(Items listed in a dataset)
^^^^^^^^
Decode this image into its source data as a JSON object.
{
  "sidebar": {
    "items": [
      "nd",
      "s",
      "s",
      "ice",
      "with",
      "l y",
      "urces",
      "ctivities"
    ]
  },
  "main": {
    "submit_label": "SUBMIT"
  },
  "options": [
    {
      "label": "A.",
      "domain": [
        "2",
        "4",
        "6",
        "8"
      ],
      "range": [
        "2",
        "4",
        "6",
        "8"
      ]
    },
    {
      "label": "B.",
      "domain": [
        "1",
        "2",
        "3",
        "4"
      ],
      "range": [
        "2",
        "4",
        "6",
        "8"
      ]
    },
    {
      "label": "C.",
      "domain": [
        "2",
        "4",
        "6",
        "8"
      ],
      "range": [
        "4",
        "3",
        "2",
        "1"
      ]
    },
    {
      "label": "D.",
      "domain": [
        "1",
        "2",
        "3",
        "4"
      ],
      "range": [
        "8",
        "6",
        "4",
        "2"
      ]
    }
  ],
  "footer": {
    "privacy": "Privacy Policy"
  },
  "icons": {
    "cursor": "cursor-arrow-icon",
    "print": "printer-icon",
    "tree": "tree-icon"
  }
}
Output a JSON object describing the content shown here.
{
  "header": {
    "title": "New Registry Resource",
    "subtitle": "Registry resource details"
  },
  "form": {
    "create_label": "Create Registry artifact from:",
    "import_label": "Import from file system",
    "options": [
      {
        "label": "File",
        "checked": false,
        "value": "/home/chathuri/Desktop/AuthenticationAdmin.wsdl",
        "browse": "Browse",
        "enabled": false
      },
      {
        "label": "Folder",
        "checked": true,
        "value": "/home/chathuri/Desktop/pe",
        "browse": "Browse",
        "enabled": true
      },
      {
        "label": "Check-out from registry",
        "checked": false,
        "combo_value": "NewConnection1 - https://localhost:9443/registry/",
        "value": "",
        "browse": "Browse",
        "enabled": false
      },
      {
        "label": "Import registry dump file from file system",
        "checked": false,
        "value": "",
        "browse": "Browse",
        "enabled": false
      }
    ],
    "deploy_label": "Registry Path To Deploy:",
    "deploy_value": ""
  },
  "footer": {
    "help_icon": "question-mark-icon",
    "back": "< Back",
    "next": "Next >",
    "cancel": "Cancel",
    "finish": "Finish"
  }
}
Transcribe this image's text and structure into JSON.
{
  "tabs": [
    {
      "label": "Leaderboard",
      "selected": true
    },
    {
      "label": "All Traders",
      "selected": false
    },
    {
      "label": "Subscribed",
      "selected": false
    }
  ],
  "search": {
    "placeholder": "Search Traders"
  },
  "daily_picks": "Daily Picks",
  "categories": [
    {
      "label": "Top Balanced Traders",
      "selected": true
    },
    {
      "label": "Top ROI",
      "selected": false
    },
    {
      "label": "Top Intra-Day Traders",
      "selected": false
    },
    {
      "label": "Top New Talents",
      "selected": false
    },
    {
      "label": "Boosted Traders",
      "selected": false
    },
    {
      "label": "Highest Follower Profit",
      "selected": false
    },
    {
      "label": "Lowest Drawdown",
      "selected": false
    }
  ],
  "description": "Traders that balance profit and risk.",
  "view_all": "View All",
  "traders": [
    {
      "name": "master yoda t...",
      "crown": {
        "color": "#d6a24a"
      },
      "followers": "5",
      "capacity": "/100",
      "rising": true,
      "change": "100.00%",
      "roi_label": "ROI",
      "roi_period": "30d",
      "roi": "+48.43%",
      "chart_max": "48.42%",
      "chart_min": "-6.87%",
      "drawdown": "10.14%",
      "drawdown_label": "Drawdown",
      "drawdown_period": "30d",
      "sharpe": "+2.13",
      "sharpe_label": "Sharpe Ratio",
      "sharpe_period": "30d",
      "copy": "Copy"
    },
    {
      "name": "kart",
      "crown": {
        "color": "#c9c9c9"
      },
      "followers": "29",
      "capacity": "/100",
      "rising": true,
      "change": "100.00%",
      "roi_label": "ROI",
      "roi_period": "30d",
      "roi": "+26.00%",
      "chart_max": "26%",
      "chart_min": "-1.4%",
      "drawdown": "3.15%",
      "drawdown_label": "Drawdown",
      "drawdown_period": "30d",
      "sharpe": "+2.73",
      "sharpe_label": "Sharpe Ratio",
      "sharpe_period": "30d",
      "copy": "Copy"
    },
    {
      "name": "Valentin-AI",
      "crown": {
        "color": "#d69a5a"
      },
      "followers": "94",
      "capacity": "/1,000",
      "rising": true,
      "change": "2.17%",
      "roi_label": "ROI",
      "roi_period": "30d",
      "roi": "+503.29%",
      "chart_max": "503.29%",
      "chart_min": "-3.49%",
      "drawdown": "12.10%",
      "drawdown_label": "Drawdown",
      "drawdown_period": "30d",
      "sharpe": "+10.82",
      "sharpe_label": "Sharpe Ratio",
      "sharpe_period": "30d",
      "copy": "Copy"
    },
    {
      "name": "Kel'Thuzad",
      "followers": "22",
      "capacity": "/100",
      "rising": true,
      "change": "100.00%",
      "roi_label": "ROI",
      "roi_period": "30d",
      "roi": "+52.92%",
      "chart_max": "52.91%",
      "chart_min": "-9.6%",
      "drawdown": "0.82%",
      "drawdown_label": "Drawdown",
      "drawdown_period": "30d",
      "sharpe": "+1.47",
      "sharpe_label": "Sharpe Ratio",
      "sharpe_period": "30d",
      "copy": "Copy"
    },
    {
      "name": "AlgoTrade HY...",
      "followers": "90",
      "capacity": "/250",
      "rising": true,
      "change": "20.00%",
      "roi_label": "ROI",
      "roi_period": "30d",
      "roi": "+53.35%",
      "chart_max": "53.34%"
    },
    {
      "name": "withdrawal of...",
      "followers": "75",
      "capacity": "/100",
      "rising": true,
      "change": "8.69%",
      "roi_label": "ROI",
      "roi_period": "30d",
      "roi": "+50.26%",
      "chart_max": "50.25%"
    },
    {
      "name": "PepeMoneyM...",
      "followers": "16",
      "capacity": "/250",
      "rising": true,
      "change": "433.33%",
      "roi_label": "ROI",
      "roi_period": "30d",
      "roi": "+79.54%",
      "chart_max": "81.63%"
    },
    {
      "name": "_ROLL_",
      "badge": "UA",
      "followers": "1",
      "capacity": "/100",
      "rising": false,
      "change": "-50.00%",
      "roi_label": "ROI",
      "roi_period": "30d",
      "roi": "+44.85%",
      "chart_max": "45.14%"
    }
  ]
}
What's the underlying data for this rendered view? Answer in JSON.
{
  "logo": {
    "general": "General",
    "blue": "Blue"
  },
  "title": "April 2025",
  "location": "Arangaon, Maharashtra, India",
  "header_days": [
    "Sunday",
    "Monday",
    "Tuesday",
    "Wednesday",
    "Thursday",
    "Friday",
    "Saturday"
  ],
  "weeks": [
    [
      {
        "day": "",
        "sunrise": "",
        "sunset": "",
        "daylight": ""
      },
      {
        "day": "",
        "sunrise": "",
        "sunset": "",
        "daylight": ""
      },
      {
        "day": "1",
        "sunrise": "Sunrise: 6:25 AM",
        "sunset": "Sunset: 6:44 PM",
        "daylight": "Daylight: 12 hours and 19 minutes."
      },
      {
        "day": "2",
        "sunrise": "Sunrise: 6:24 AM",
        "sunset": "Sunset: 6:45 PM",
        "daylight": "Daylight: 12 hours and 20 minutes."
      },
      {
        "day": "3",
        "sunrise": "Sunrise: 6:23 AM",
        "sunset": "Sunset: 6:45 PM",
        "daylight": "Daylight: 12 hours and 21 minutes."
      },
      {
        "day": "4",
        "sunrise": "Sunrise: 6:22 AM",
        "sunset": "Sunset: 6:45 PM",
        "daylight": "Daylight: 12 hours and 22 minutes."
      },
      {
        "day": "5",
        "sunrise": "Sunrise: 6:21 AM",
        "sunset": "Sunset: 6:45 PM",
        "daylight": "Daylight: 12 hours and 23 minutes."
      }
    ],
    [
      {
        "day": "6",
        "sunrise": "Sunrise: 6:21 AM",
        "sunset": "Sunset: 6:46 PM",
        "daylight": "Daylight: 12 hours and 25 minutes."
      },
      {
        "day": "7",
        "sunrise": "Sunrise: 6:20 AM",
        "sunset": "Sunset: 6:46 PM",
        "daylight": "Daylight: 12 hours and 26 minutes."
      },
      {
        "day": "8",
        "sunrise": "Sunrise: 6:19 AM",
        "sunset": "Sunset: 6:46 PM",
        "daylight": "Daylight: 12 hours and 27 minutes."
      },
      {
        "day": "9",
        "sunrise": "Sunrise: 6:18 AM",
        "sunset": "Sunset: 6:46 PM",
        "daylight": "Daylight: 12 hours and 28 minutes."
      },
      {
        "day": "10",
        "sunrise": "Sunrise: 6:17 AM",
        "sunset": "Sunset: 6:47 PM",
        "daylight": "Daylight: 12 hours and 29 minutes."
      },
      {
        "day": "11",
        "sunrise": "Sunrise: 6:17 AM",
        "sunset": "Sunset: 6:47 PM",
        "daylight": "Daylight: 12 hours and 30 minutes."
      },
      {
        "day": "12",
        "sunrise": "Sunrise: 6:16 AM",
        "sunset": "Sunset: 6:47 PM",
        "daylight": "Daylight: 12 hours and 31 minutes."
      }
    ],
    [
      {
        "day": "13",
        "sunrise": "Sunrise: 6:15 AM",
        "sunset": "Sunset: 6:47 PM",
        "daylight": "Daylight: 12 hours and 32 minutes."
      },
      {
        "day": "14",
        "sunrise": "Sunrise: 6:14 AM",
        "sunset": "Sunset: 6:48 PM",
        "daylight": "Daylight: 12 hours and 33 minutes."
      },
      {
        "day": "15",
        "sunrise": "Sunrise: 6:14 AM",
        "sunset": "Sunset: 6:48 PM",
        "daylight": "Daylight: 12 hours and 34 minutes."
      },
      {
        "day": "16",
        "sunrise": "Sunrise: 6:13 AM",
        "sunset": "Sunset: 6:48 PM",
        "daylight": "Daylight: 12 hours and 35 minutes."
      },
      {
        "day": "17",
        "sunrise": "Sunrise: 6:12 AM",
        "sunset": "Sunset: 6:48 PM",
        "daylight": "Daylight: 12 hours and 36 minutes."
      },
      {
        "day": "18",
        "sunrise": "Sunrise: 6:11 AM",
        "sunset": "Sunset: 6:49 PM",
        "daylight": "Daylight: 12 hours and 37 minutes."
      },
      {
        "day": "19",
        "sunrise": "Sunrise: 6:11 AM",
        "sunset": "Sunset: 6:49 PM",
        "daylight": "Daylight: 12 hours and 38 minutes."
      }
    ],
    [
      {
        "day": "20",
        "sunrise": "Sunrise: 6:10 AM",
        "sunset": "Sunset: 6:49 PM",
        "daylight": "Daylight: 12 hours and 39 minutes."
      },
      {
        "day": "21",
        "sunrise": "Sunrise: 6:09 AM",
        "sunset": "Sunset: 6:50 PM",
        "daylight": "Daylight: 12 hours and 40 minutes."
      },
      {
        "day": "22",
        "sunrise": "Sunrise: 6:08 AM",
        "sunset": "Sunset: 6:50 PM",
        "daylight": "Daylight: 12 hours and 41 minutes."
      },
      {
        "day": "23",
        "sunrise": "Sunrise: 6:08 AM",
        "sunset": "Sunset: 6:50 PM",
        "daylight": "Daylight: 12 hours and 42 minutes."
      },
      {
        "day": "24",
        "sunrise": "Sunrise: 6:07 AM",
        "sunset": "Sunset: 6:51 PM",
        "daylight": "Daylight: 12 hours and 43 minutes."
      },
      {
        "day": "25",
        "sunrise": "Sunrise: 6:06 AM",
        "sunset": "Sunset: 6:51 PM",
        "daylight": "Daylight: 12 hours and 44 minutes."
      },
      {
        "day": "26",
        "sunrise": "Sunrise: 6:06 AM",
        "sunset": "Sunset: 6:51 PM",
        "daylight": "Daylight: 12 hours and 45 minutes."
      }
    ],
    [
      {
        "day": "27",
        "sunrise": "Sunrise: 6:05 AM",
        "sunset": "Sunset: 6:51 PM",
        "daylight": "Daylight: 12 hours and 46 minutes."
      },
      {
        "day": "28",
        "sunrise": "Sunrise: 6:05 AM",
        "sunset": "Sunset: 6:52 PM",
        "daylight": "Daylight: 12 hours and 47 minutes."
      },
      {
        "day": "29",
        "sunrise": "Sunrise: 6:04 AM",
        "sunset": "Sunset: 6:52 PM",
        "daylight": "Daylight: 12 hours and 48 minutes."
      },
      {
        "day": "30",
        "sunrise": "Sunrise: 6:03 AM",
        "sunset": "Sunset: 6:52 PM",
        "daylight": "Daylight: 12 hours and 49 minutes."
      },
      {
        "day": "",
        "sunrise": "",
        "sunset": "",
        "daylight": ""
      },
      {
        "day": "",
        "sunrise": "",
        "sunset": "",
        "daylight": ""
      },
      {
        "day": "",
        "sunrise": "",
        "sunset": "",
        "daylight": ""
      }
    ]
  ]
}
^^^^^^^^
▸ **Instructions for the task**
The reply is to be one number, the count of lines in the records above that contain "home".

▸ **Answer space**
2